Records from a data source:
····················

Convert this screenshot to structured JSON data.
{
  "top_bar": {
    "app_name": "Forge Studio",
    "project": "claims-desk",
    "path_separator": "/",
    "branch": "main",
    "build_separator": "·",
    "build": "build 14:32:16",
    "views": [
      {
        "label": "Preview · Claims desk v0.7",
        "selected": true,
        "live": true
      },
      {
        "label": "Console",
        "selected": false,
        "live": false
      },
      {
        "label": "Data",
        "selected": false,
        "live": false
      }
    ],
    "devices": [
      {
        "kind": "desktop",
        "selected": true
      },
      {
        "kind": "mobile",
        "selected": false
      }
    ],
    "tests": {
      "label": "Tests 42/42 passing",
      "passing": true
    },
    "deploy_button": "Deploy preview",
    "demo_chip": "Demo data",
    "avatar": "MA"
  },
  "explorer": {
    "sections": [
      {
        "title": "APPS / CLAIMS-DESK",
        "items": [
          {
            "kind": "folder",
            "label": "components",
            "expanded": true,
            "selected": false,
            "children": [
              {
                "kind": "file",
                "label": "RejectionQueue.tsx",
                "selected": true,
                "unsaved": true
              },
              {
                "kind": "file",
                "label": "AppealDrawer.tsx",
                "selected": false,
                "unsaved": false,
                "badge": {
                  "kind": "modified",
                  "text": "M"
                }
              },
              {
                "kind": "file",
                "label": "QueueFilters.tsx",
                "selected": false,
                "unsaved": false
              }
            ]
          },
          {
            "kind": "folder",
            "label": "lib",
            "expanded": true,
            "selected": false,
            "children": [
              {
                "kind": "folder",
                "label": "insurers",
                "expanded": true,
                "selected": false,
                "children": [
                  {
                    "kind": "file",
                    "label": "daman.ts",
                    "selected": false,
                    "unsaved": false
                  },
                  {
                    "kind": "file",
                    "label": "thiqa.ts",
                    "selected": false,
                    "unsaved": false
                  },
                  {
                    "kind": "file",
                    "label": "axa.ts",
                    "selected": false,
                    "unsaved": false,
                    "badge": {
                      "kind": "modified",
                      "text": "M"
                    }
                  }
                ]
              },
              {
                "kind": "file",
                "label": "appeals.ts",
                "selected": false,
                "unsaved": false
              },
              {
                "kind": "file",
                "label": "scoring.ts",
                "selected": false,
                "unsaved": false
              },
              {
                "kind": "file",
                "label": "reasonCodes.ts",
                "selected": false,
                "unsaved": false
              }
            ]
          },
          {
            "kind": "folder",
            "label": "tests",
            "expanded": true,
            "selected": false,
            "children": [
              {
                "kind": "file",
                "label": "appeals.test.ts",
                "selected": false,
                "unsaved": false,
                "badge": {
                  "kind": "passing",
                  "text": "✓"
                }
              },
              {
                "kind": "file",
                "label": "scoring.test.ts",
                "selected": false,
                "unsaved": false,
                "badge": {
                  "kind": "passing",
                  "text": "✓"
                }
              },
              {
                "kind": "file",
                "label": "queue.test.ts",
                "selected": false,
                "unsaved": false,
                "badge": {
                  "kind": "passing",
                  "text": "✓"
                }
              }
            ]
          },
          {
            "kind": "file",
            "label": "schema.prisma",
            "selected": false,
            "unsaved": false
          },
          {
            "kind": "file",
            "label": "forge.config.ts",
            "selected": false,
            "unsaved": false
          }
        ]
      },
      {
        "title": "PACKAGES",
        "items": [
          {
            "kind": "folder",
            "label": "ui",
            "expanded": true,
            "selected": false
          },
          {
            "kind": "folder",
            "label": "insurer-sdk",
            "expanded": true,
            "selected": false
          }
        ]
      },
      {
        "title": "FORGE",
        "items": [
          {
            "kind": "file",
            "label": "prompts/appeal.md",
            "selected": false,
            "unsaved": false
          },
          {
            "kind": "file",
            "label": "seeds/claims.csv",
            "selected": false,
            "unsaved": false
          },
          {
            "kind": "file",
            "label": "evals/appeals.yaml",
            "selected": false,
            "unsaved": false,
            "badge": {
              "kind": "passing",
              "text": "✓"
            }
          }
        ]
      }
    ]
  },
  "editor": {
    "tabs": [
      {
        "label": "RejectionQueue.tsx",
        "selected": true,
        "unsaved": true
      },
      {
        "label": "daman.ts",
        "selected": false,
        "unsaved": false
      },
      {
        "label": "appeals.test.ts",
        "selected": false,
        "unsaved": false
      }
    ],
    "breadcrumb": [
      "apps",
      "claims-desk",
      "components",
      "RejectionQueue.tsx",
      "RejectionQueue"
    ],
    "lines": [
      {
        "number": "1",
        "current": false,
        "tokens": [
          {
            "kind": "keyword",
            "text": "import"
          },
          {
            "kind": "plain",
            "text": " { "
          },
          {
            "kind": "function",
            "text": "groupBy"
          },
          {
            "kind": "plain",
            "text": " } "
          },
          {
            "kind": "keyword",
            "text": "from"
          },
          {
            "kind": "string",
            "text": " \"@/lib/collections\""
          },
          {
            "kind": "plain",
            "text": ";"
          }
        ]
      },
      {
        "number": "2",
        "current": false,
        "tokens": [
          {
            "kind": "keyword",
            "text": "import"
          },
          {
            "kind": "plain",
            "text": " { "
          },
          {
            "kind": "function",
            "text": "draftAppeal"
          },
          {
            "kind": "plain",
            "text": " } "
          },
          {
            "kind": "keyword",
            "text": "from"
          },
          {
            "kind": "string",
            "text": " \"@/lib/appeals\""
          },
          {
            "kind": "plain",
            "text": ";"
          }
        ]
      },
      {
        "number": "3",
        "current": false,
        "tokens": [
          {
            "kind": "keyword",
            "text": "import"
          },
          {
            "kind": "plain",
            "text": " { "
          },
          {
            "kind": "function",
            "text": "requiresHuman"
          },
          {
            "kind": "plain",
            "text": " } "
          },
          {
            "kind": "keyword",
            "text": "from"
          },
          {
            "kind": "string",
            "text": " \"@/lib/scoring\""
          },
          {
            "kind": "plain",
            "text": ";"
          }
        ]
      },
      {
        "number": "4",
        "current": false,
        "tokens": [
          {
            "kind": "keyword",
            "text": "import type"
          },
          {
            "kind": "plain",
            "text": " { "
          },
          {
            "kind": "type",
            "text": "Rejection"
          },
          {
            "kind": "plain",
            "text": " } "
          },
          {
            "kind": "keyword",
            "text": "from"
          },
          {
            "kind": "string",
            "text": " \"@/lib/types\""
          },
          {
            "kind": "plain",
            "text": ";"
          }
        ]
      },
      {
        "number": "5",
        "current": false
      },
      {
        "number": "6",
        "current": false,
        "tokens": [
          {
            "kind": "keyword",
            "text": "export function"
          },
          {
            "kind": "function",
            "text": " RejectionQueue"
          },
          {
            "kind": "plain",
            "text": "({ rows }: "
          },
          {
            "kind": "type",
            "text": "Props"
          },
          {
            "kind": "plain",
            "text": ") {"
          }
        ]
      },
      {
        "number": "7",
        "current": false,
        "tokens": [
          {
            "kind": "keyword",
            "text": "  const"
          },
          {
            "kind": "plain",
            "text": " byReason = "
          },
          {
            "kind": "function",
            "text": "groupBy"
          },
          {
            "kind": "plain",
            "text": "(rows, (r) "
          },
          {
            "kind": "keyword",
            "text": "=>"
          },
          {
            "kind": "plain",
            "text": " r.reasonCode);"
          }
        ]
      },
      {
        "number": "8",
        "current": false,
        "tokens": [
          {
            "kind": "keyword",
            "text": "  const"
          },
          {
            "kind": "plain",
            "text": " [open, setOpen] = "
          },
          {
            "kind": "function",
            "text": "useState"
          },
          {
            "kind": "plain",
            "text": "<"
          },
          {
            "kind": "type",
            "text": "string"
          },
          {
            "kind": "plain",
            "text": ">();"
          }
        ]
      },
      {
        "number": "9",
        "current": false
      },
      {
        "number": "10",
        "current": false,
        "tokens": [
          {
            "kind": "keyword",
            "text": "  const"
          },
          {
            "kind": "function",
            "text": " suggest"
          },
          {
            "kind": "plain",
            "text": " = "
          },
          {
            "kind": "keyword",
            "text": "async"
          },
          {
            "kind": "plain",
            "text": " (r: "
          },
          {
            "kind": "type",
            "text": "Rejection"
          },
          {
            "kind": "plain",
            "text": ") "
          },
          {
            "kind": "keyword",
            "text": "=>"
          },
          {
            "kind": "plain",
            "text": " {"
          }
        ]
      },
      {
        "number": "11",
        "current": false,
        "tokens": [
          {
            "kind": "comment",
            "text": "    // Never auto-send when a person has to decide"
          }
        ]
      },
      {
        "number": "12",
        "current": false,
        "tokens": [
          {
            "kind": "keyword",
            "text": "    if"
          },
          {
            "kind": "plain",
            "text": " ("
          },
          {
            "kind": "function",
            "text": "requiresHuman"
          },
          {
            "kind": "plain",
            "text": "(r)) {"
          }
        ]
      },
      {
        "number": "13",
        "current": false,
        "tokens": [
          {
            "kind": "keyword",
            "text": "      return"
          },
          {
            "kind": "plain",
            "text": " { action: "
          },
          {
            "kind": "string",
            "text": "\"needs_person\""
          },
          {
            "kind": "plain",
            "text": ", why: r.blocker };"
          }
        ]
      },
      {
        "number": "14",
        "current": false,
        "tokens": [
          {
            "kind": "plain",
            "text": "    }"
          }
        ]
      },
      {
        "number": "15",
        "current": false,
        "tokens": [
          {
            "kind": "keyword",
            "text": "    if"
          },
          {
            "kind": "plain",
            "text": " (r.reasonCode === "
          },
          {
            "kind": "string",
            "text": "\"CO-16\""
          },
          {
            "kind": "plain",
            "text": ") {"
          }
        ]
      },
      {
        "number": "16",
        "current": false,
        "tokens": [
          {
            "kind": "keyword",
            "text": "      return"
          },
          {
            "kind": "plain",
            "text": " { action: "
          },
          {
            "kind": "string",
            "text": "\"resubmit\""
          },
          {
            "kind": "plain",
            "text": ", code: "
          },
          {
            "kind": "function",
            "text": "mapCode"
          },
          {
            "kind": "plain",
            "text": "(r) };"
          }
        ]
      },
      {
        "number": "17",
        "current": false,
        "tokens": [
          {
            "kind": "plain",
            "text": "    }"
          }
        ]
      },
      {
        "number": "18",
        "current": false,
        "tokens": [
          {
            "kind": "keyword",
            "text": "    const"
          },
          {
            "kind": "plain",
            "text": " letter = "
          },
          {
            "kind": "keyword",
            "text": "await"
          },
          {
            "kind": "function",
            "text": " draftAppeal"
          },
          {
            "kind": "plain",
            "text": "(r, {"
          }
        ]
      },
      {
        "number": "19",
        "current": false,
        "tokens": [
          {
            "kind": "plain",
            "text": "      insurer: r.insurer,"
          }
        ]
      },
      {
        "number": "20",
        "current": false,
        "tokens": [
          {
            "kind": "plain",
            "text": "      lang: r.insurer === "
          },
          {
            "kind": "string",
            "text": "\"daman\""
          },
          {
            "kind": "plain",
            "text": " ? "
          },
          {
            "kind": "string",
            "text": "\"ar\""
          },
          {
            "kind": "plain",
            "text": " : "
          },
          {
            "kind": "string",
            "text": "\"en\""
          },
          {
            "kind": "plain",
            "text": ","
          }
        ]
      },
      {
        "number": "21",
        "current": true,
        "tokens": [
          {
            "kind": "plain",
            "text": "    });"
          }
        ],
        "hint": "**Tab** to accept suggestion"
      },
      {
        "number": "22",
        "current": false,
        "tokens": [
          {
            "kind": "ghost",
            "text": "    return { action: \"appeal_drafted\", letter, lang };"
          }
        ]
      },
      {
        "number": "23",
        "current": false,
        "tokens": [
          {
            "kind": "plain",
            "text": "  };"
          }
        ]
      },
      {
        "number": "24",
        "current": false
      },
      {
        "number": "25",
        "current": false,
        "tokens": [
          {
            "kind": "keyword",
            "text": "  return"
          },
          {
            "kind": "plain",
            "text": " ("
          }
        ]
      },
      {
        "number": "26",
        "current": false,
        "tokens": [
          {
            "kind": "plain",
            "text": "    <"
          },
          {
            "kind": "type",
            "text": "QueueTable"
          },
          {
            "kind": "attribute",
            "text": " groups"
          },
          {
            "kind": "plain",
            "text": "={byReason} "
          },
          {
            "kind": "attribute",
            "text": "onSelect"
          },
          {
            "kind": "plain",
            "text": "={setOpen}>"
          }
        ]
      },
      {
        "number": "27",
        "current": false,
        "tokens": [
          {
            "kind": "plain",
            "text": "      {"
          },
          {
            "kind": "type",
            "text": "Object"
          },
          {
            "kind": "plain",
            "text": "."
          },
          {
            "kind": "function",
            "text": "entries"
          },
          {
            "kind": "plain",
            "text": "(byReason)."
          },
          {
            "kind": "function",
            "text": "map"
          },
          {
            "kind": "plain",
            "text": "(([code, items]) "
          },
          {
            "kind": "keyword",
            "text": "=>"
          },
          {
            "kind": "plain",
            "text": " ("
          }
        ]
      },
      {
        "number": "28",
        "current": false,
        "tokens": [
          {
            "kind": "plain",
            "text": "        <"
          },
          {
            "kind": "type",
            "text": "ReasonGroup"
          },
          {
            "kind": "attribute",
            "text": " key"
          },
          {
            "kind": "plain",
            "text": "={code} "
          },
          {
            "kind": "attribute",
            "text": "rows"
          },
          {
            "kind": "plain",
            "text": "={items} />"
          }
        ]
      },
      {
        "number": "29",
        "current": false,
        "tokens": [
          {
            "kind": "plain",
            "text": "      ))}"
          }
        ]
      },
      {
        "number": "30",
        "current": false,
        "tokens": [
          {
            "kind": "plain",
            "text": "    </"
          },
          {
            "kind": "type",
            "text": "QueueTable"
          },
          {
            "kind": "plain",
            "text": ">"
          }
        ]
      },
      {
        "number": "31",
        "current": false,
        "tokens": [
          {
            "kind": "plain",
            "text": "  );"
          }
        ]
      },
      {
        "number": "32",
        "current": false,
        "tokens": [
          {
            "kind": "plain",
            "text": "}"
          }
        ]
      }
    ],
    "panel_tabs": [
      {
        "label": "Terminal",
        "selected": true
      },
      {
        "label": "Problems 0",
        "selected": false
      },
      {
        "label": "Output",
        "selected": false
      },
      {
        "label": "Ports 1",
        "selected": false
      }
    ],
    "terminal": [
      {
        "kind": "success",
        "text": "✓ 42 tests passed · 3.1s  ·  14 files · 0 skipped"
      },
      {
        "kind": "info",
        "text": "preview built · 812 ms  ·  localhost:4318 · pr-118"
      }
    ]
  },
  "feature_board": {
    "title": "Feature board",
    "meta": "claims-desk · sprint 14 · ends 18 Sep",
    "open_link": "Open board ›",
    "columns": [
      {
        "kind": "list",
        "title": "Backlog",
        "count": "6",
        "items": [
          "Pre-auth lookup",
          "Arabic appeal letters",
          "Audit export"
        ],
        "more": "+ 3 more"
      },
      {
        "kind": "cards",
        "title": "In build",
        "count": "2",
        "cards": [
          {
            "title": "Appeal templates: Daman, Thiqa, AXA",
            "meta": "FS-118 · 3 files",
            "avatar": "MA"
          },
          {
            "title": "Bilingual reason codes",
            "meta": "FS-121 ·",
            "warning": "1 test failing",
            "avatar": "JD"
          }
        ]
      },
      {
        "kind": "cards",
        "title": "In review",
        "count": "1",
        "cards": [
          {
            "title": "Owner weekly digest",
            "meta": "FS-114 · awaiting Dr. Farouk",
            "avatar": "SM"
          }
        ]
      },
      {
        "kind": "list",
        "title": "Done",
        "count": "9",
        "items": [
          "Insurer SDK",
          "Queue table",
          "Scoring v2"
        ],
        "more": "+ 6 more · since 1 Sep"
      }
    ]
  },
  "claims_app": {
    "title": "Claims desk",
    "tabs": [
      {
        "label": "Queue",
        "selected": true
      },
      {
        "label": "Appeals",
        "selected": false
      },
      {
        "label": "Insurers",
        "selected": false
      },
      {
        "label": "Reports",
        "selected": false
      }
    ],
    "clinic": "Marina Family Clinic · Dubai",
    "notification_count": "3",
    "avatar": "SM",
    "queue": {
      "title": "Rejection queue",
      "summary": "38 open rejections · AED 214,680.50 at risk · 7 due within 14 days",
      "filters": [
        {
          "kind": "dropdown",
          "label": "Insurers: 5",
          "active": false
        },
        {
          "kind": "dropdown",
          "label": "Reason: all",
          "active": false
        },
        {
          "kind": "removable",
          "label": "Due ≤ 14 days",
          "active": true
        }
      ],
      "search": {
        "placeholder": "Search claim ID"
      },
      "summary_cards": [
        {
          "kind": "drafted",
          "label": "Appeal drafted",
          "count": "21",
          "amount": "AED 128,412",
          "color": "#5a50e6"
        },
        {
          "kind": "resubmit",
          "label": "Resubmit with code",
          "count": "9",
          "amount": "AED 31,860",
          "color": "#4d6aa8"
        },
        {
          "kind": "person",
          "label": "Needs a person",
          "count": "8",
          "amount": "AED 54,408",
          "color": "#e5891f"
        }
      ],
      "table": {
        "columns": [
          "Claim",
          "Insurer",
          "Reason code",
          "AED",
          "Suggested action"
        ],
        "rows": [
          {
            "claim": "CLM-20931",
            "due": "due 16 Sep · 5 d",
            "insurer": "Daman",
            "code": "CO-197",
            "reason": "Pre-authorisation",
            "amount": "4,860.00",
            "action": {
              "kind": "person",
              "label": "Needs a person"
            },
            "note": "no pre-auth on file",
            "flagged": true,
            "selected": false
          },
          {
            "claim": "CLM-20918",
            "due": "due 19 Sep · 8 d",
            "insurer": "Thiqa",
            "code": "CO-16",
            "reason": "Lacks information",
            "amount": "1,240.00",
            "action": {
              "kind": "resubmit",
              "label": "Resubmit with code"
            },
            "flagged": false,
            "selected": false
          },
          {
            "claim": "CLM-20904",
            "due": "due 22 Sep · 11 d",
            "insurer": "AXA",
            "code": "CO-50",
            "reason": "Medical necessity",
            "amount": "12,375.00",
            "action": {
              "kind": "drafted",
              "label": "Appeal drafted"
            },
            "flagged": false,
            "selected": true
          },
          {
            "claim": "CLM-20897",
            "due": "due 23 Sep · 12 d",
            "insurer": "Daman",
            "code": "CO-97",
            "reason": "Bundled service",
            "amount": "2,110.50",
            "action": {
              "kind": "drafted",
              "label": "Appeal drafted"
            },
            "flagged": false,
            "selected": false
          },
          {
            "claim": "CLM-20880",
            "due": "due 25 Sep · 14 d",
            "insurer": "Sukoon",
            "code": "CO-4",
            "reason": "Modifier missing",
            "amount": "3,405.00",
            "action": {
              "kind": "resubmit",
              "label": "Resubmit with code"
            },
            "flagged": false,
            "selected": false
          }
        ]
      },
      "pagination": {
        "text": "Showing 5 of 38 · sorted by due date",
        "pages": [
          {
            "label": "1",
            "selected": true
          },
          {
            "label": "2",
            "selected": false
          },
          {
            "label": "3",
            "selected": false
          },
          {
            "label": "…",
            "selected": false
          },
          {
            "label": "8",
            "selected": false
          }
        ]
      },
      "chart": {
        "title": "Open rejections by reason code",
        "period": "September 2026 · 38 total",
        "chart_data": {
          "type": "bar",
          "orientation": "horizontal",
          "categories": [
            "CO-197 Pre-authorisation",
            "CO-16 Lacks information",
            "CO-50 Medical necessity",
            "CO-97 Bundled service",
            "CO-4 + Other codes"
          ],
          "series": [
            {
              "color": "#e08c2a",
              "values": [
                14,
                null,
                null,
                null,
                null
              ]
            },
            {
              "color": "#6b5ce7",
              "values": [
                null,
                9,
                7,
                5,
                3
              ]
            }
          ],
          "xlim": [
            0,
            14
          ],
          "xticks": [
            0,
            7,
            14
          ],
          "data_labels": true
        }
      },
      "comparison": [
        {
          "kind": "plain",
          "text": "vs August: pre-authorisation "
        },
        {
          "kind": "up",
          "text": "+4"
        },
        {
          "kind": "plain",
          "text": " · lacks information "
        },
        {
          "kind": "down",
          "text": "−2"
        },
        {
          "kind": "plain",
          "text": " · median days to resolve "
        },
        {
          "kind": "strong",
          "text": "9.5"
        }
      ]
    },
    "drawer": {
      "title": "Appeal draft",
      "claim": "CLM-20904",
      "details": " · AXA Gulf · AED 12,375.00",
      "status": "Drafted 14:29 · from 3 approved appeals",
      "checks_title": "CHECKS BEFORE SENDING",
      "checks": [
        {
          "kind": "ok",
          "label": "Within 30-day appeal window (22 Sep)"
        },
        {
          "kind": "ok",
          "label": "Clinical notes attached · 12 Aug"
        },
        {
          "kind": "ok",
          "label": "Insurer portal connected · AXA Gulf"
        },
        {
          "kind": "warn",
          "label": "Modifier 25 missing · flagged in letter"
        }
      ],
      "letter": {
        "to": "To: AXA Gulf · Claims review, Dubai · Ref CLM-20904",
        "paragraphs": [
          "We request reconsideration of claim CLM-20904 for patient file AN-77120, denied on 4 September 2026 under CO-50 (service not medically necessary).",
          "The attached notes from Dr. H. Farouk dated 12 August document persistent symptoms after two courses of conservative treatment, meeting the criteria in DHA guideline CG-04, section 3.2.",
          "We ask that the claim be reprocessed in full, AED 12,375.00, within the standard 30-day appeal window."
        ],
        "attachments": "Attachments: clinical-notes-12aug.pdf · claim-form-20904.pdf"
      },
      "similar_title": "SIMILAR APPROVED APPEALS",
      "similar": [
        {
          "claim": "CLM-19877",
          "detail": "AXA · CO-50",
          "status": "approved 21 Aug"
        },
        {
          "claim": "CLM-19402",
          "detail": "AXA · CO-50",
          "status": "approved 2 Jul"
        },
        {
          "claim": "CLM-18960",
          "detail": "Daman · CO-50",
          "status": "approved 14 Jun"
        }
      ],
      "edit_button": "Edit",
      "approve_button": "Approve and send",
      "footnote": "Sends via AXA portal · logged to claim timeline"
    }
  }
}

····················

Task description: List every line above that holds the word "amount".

Answer for this exercise:
          "amount": "AED 128,412",
          "amount": "AED 31,860",
          "amount": "AED 54,408",
            "amount": "4,860.00",
            "amount": "1,240.00",
            "amount": "12,375.00",
            "amount": "2,110.50",
            "amount": "3,405.00",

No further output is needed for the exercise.